Which lines in the records below contain the word "JSON"? Return each of them.

——

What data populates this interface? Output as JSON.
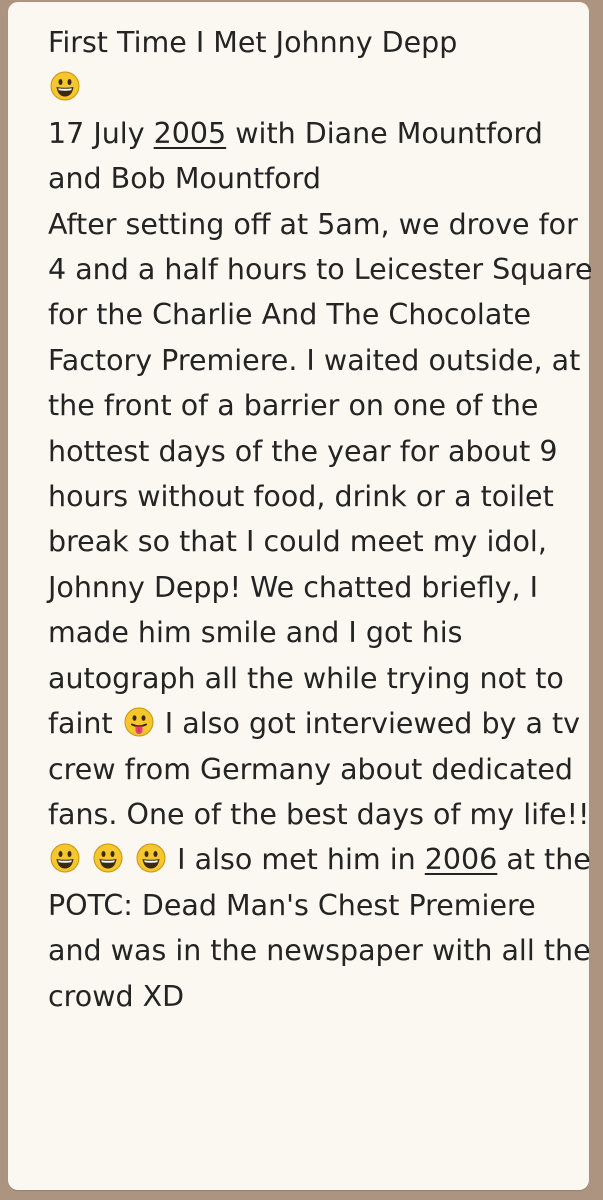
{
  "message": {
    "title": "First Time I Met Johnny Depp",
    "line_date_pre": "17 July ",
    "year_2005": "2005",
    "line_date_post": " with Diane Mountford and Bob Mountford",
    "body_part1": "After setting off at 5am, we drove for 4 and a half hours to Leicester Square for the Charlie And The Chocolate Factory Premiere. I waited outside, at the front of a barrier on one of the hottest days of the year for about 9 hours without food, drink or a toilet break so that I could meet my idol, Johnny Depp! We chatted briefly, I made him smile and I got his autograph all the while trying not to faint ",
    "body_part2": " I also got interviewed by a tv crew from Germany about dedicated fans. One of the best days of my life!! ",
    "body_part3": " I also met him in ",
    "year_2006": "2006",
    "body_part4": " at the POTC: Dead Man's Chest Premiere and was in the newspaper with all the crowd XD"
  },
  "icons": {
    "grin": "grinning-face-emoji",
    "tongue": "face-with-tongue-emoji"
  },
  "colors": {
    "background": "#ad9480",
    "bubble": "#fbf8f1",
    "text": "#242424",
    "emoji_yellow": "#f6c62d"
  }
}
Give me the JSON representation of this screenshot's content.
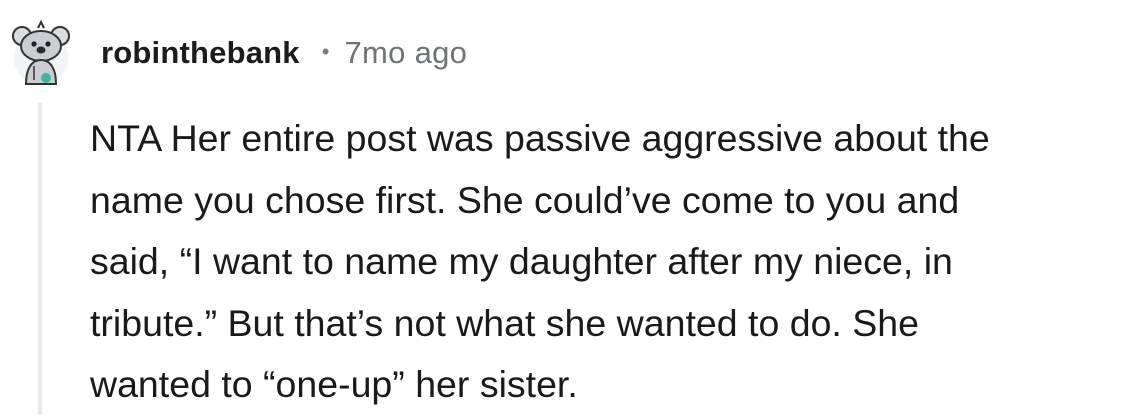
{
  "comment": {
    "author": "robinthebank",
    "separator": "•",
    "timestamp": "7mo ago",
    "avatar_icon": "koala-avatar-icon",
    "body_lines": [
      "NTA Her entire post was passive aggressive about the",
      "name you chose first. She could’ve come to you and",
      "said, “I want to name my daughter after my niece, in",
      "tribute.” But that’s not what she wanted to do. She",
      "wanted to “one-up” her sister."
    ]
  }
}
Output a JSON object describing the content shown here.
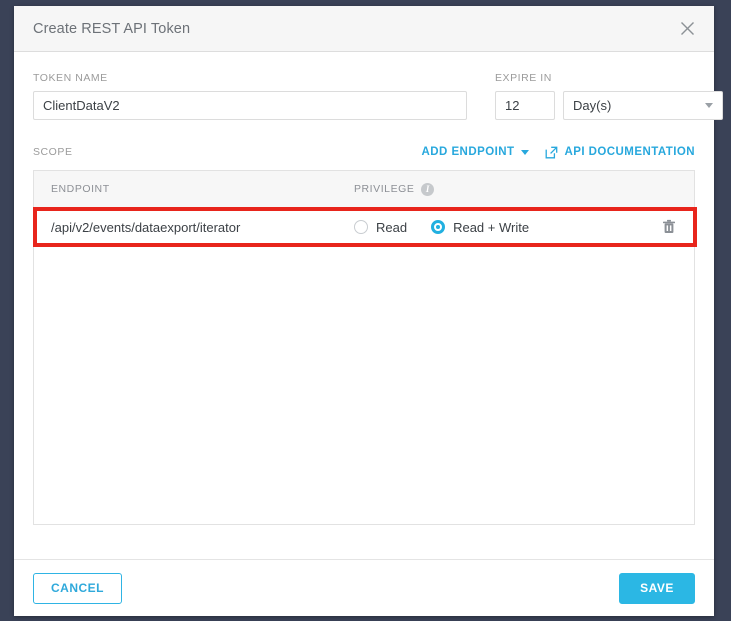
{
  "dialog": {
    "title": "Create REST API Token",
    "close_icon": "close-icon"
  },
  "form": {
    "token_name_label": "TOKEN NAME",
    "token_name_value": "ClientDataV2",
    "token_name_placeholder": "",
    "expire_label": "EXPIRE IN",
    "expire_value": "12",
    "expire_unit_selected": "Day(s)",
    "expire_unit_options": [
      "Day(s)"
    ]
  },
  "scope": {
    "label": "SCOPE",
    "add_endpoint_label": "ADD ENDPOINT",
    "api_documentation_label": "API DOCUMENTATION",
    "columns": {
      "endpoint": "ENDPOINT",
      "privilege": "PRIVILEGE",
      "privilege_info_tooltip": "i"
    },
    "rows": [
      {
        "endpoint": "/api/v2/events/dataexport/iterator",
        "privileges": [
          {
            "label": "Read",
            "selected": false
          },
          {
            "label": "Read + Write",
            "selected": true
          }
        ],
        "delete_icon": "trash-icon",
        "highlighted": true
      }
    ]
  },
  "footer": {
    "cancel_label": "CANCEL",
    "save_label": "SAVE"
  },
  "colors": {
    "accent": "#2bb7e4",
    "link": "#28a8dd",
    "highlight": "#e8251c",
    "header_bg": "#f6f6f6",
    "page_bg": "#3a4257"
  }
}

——

▶ [Expected answer]:
What data populates this interface? Output as JSON.
Give me the JSON representation of this screenshot's content.
Output a JSON object describing the content shown here.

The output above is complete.